Opening this coming Saturday for a 17-day run, the festival will feature a total of 17 musicals, including four foreign works and two multinational (including Korea) ones.
Four original Korean shows will get their premieres during the fair, which includes “Wedding Shoes,” a musical about comfort women, Korean women who were forced to serve as sex slaves for Japanese soldiers during World War II.
|Slovakian singer Sisa Sklovska plays Mata Hari in “Mata Hari.”|
“There are good shows being produced off Broadway and the West End. I thought it is our role to introduce them to the Korean audience,” the festival’s programmer Lee Yu-ri said in a press conference last month.
“The DIMF also serves as a breeding ground for Korea’s original musicals,” she added.
Kicking off the fair on June 28 are two large-scale shows with impressive records back in their respective countries of production: “Mata Hari” from Slovakia and “Mama, Love Me Once Again” from China.
The Slovakian musical follows the dramatic life of Mata Hari, an exotic dancer and courtesan whose name has come to stand for a seductive female spy. Starring the country’s top singer Sisa Sklovska as the heroine, the show was a sold-out hit throughout its entire one-year run.
“Mama, Love Me Once Again” is one of the most successful Chinese musicals, having been performed over 80 times in almost 30 Chinese cities.
Produced by Li Dun, one of the country’s most renowned producers, it tells the story of a devoted, single mother and her unfilial son, who pass from estrangement to reconciliation.
Also showing is “Lost Garden,” an ambitious five-year production by a five-nation creative team led by Korean producer Soh June-young.

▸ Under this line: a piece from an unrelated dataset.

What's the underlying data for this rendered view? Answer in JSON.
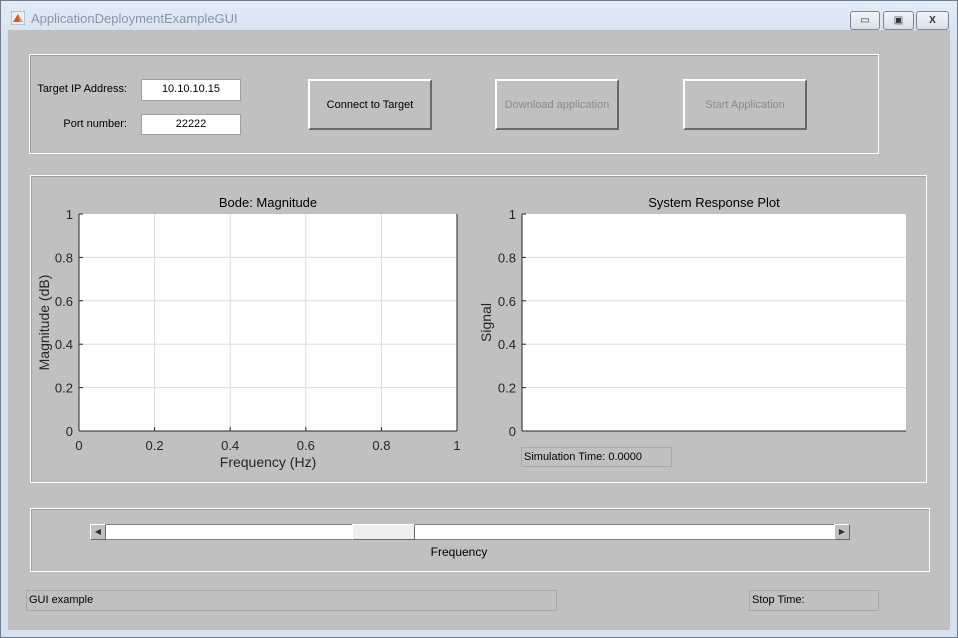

Adapted from the short story “The Selfish Giant” by Oscar Wilde, the musical tells the tale of the Selfish Giant who returns from a journey only to find a group of mischievous children playing in his beautiful garden.
The giant, played by K-pop singer Kim Tae-woo, shuts them out. Little does he know that the act sets in motion a series of events that will change his life and teach him lessons about love, friendship and happiness. It premiered in Shanghai last year.
|A scene from “Monte Cristo.” (Daegu International Musical Festival)|
A joint Korean-Chinese team is presenting “Hair Master,” a delightful musical about a young couple trying to make a name for themselves in the world of hair design.
The festival is to close with “Monte Cristo,” a smash hit in Russia.
A musical adaptation of Alexandre Dumas’ masterpiece “The Count of Monte Cristo,” it is the longest running and most successful musical in Moscow and is one of the most anticipated shows of the upcoming festival.
For more information about the festival, visit www.dimf.or.kr.
By Lee Sun-young (firstname.lastname@example.org)